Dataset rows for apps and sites
####
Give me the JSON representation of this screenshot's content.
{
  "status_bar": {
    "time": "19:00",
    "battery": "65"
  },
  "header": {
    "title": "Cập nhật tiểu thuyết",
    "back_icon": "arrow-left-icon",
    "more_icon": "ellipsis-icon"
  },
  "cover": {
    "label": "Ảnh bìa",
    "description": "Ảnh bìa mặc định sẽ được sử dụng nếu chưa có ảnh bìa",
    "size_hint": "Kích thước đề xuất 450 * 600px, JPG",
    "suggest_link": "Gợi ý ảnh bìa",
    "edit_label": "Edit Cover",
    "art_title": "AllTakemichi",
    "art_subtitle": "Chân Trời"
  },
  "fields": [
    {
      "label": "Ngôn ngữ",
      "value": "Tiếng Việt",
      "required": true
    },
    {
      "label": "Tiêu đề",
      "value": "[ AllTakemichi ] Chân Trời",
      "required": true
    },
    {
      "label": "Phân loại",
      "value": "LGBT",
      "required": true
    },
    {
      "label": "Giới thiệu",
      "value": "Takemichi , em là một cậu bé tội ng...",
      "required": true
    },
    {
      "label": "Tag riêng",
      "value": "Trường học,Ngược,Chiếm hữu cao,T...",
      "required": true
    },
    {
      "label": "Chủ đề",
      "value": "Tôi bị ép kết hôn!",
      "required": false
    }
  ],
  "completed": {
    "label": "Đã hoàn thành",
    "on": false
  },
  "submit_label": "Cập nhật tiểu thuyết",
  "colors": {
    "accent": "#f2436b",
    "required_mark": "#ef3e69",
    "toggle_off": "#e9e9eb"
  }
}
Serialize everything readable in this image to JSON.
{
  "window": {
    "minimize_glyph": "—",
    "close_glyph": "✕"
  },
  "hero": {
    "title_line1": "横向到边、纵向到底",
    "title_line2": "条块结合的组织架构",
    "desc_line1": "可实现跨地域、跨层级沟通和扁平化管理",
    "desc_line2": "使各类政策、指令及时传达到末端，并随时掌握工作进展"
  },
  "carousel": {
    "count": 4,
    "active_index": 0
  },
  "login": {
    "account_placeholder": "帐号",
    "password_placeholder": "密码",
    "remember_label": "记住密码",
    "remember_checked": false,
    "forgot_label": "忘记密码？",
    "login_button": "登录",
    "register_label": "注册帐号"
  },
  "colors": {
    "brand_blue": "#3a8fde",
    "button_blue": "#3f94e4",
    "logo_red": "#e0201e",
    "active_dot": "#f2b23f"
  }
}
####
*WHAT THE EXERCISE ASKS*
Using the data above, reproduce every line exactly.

*ANSWER FOR THE TASK*
Give me the JSON representation of this screenshot's content.
{
  "status_bar": {
    "time": "19:00",
    "battery": "65"
  },
  "header": {
    "title": "Cập nhật tiểu thuyết",
    "back_icon": "arrow-left-icon",
    "more_icon": "ellipsis-icon"
  },
  "cover": {
    "label": "Ảnh bìa",
    "description": "Ảnh bìa mặc định sẽ được sử dụng nếu chưa có ảnh bìa",
    "size_hint": "Kích thước đề xuất 450 * 600px, JPG",
    "suggest_link": "Gợi ý ảnh bìa",
    "edit_label": "Edit Cover",
    "art_title": "AllTakemichi",
    "art_subtitle": "Chân Trời"
  },
  "fields": [
    {
      "label": "Ngôn ngữ",
      "value": "Tiếng Việt",
      "required": true
    },
    {
      "label": "Tiêu đề",
      "value": "[ AllTakemichi ] Chân Trời",
      "required": true
    },
    {
      "label": "Phân loại",
      "value": "LGBT",
      "required": true
    },
    {
      "label": "Giới thiệu",
      "value": "Takemichi , em là một cậu bé tội ng...",
      "required": true
    },
    {
      "label": "Tag riêng",
      "value": "Trường học,Ngược,Chiếm hữu cao,T...",
      "required": true
    },
    {
      "label": "Chủ đề",
      "value": "Tôi bị ép kết hôn!",
      "required": false
    }
  ],
  "completed": {
    "label": "Đã hoàn thành",
    "on": false
  },
  "submit_label": "Cập nhật tiểu thuyết",
  "colors": {
    "accent": "#f2436b",
    "required_mark": "#ef3e69",
    "toggle_off": "#e9e9eb"
  }
}
Serialize everything readable in this image to JSON.
{
  "window": {
    "minimize_glyph": "—",
    "close_glyph": "✕"
  },
  "hero": {
    "title_line1": "横向到边、纵向到底",
    "title_line2": "条块结合的组织架构",
    "desc_line1": "可实现跨地域、跨层级沟通和扁平化管理",
    "desc_line2": "使各类政策、指令及时传达到末端，并随时掌握工作进展"
  },
  "carousel": {
    "count": 4,
    "active_index": 0
  },
  "login": {
    "account_placeholder": "帐号",
    "password_placeholder": "密码",
    "remember_label": "记住密码",
    "remember_checked": false,
    "forgot_label": "忘记密码？",
    "login_button": "登录",
    "register_label": "注册帐号"
  },
  "colors": {
    "brand_blue": "#3a8fde",
    "button_blue": "#3f94e4",
    "logo_red": "#e0201e",
    "active_dot": "#f2b23f"
  }
}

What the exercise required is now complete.